- DATA:
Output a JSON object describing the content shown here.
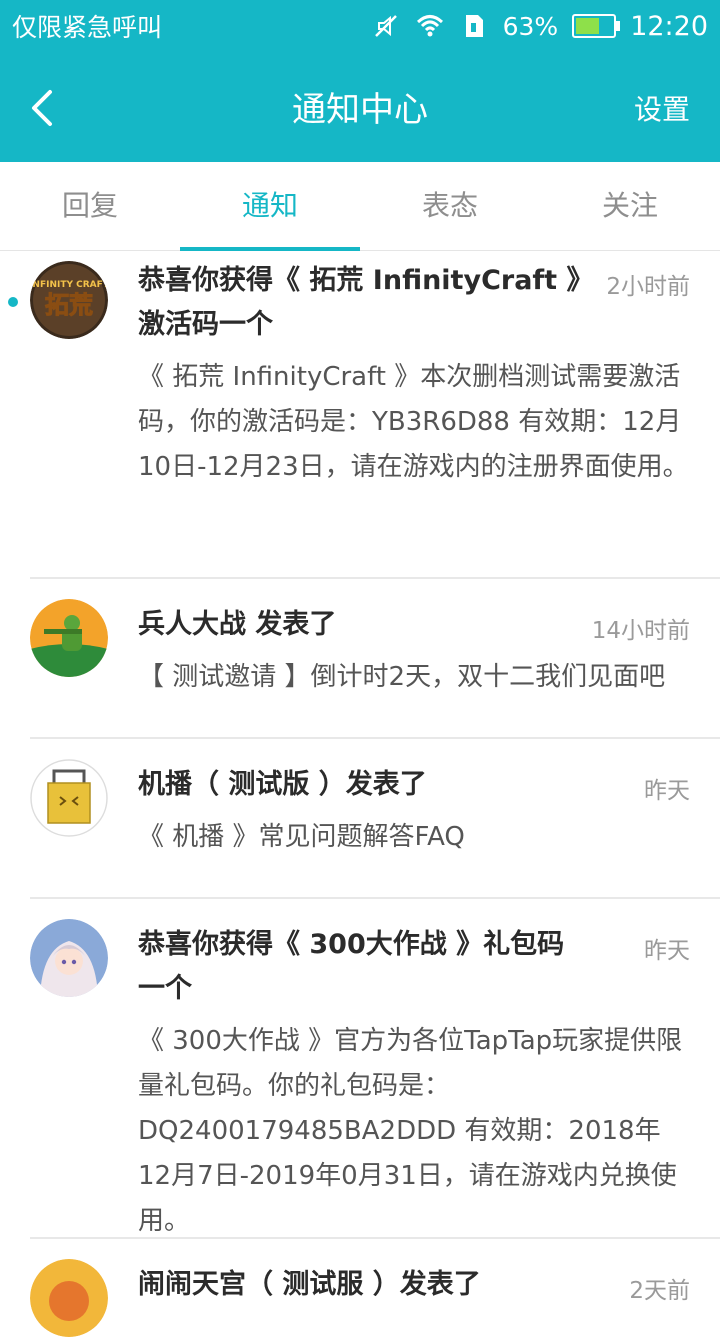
{
  "status_bar": {
    "carrier": "仅限紧急呼叫",
    "battery_percent": "63%",
    "battery_level": 0.63,
    "time": "12:20"
  },
  "nav": {
    "title": "通知中心",
    "settings_label": "设置"
  },
  "tabs": [
    {
      "label": "回复",
      "active": false
    },
    {
      "label": "通知",
      "active": true
    },
    {
      "label": "表态",
      "active": false
    },
    {
      "label": "关注",
      "active": false
    }
  ],
  "notifications": [
    {
      "title": "恭喜你获得《 拓荒 InfinityCraft 》激活码一个",
      "time": "2小时前",
      "body": "《 拓荒 InfinityCraft 》本次删档测试需要激活码，你的激活码是：YB3R6D88 有效期：12月10日-12月23日，请在游戏内的注册界面使用。",
      "unread": true,
      "avatar_text": "拓荒",
      "avatar_subtext": "INFINITY CRAFT"
    },
    {
      "title": "兵人大战 发表了",
      "time": "14小时前",
      "body": "【 测试邀请 】倒计时2天，双十二我们见面吧",
      "unread": false
    },
    {
      "title": "机播（ 测试版 ）发表了",
      "time": "昨天",
      "body": "《 机播 》常见问题解答FAQ",
      "unread": false
    },
    {
      "title": "恭喜你获得《 300大作战 》礼包码一个",
      "time": "昨天",
      "body": "《 300大作战 》官方为各位TapTap玩家提供限量礼包码。你的礼包码是：DQ2400179485BA2DDD 有效期：2018年12月7日-2019年0月31日，请在游戏内兑换使用。",
      "unread": false
    },
    {
      "title": "闹闹天宫（ 测试服 ）发表了",
      "time": "2天前",
      "body": "",
      "unread": false
    }
  ],
  "colors": {
    "accent": "#15b7c6",
    "divider": "#e8e8e8"
  }
}
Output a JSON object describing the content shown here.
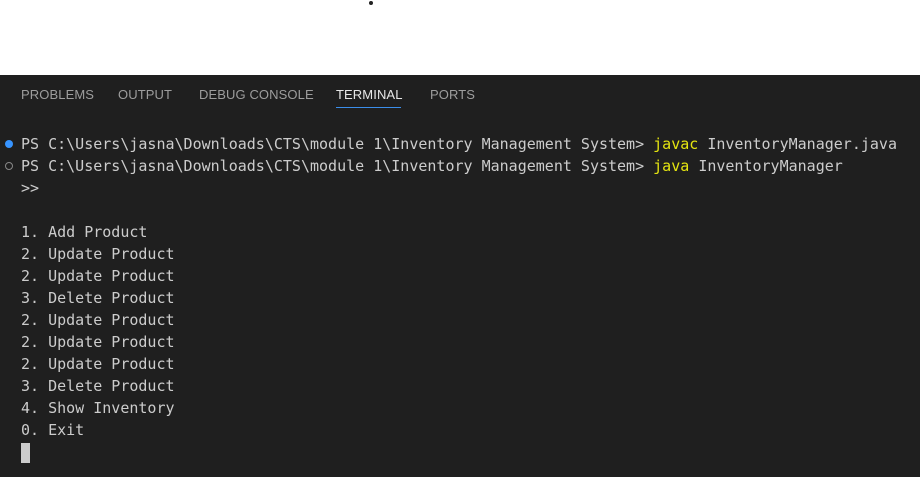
{
  "panel_tabs": [
    {
      "label": "PROBLEMS",
      "active": false
    },
    {
      "label": "OUTPUT",
      "active": false
    },
    {
      "label": "DEBUG CONSOLE",
      "active": false
    },
    {
      "label": "TERMINAL",
      "active": true
    },
    {
      "label": "PORTS",
      "active": false
    }
  ],
  "terminal": {
    "prompt": "PS C:\\Users\\jasna\\Downloads\\CTS\\module 1\\Inventory Management System> ",
    "commands": [
      {
        "cmd": "javac",
        "args": "InventoryManager.java"
      },
      {
        "cmd": "java",
        "args": "InventoryManager"
      }
    ],
    "continuation": ">>",
    "menu_lines": [
      "1. Add Product",
      "2. Update Product",
      "2. Update Product",
      "3. Delete Product",
      "2. Update Product",
      "2. Update Product",
      "2. Update Product",
      "3. Delete Product",
      "4. Show Inventory",
      "0. Exit"
    ]
  },
  "colors": {
    "panel_bg": "#1f1f1f",
    "terminal_text": "#cccccc",
    "command_keyword": "#e5e510",
    "active_tab_underline": "#3b8eea",
    "success_decoration": "#3794ff"
  }
}
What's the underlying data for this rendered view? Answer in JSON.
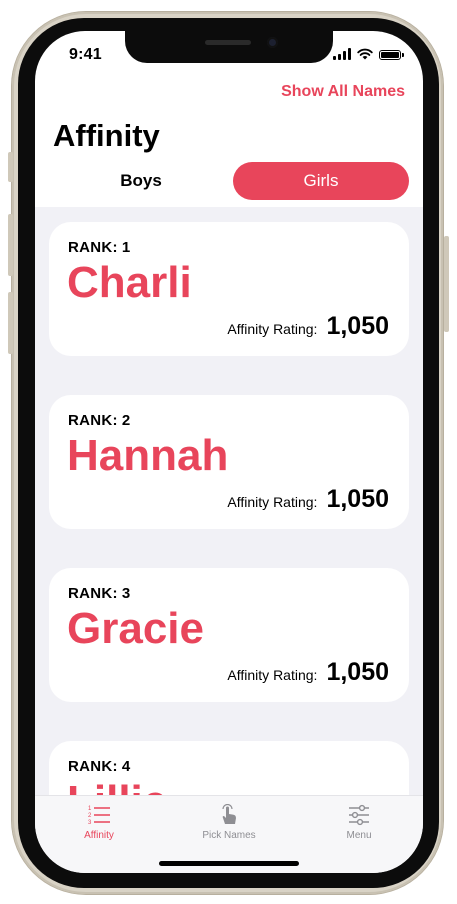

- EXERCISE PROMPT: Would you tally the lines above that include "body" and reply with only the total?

- EXERCISE RESULT: 5